Havana, Cuba.- Hunger is not a problem in Cuba, but a permanent occupation on the government and parliamentary agenda, FAO representative Marcelo Resende said on Monday.
The message, published in local media, highlighted that the country is strengthening its food security and moving towards sovereignty on these issues; which is why, it has been celebrating the World Food Day (WFD) since late August with many reasons to celebrate.
On the occasion of WFD, the official pointed out that in a world where 821 million people are hungry, the Municipal Self-Supply Plan (PAM), developed by the Cuban government with FAO support is a good example and an innovative reality in Latin America and the Caribbean.
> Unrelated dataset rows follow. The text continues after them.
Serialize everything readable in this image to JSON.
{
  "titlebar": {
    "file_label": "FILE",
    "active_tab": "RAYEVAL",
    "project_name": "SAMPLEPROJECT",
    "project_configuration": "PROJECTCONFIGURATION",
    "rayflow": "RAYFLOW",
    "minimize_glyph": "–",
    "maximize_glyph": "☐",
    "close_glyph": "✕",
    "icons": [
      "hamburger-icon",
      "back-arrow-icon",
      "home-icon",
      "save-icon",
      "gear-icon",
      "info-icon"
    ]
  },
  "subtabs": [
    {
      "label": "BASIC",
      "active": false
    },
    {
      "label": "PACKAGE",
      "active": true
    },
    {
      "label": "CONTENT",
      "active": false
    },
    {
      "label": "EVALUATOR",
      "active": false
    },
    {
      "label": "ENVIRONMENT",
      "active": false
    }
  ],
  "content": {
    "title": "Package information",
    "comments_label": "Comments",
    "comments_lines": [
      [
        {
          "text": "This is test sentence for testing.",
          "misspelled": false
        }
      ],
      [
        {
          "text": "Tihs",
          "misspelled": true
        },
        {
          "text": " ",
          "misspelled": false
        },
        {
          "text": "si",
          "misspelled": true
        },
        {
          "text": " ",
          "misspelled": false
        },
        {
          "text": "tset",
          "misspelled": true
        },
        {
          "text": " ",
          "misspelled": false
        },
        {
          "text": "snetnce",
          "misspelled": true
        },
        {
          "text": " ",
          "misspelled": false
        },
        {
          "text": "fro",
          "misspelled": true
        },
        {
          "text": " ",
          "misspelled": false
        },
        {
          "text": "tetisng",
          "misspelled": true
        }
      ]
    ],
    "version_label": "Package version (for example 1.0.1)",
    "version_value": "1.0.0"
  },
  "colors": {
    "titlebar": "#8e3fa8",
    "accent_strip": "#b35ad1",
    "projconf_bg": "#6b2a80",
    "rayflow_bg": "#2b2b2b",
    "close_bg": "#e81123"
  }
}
This Plan ‘promotes local food and nutritional security arrangements insofar as agricultural production links a goal of 30 pounds per person per month to a balanced need for a healthy diet. It also encourages greater productive support to ensure access to that quality diet,’ Resende said.
Through the Life Task, the monitoring and resilience to mitigate the effects of variability and extreme weather conditions, which stress global food production, is also prioritized. The preparedness and response to Hurricane Michael demonstrate once again the importance Cuba grants to this issue, the statement added.
The information released by the FAO also acknowledges the women’s empowerment as a social and political gain of the nation, which justifies Cuba to add more motivations to be proud of its achievements with the celebration on October 15 of the International Day of Rural Women.
Here, a maxim defended with particular strength by our agency in Latin America and the Caribbean becomes a reality: ‘Rural women, women with rights,’ underlined the statement.
In addition to recognizing Cuba’s achievements in the food sector, the FAO official also called on the international community to actions -individually, in groups and collectively – to make the changes needed to build a world free of hunger and all forms of malnutrition.
The route to end hunger also aims, in a special way, to solve social inequalities, accentuated by the concentration of wealth by a minority. Banishing hunger from our planet necessarily implies eliminating the gaps of this inequality, the statement added. According to data provided by the latest report on the State of Food Security and Nutrition in the World (SOFI) 2018, for the third consecutive year, global hunger statistics have increased.
This means that 821 million people in the world go to bed hungry, and 39.3 million of them live in Latin America and the Caribbean, the report noted.